* Activity
Look for "blank" in the records and copy every line that has it.
=-=-=
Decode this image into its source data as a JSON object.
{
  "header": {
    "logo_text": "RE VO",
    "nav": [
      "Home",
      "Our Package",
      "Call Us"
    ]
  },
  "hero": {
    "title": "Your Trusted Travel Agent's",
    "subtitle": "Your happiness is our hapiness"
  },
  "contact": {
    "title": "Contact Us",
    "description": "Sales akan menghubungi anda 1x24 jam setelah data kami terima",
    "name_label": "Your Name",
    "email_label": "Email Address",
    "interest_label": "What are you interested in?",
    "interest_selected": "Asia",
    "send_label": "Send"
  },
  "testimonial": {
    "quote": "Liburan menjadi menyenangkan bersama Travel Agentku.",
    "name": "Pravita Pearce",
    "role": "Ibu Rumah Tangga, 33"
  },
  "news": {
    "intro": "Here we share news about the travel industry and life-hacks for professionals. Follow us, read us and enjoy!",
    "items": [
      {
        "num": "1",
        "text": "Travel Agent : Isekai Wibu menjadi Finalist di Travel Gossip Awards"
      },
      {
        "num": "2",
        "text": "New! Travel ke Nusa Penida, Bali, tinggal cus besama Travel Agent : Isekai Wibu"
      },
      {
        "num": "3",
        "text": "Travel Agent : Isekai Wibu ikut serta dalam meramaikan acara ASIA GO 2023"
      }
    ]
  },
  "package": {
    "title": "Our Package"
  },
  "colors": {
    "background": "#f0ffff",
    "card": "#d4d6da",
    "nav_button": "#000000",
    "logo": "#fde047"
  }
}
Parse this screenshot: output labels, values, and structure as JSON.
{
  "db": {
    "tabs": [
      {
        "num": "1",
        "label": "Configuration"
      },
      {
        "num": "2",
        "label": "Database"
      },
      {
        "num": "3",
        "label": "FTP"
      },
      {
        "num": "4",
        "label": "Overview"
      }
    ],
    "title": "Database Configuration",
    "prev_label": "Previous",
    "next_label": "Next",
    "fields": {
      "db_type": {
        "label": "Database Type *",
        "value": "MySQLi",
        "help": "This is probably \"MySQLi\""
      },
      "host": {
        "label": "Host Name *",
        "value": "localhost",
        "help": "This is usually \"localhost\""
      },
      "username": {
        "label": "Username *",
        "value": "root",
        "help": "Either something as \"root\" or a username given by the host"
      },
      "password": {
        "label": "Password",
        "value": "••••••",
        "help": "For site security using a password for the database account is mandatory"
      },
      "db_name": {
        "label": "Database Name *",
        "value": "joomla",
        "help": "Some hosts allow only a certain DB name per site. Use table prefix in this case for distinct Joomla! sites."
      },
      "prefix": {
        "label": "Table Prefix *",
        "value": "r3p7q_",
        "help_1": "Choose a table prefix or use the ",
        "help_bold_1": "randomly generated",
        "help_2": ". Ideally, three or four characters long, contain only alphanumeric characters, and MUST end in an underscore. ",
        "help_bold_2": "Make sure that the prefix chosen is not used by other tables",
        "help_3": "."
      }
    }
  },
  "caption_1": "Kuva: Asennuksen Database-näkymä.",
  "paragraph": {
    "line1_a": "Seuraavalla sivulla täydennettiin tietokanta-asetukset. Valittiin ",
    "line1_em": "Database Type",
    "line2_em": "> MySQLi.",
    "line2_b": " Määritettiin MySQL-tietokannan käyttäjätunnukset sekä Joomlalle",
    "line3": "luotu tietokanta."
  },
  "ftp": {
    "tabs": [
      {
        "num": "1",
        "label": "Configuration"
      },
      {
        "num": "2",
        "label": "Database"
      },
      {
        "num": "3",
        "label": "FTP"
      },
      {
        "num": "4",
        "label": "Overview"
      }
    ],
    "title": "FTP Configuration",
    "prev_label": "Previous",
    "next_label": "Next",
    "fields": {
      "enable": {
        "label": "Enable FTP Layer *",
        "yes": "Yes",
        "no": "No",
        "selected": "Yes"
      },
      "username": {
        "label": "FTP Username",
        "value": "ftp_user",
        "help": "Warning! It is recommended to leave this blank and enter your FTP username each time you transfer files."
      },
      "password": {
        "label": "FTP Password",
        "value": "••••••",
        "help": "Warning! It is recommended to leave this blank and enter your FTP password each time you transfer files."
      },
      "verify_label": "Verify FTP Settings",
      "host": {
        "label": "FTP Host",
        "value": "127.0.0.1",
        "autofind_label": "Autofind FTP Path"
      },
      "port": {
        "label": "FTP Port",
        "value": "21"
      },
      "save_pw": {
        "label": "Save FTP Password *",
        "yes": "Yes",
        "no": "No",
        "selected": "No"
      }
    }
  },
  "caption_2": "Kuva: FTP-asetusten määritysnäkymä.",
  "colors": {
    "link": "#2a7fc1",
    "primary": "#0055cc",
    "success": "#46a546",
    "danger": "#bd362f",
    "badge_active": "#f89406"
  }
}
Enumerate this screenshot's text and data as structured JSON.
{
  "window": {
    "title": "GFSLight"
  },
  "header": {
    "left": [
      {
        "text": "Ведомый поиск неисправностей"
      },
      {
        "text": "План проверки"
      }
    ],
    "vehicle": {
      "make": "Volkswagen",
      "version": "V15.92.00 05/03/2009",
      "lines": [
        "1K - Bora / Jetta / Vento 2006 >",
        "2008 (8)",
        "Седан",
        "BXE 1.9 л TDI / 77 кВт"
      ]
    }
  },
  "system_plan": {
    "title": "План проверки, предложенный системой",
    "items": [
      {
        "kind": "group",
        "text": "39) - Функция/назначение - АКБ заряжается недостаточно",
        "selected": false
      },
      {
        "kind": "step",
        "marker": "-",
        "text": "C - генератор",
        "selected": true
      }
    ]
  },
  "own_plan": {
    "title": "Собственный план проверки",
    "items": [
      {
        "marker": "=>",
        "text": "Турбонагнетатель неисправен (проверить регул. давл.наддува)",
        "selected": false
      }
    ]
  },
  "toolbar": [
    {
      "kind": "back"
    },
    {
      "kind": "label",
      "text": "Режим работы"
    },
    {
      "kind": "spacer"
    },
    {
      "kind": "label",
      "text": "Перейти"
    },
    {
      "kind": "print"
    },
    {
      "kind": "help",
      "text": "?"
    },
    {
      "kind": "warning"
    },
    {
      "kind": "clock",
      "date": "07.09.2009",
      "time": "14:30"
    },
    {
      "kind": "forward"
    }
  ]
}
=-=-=
* Solution to this task
        "help": "Warning! It is recommended to leave this blank and enter your FTP username each time you transfer files."
        "help": "Warning! It is recommended to leave this blank and enter your FTP password each time you transfer files."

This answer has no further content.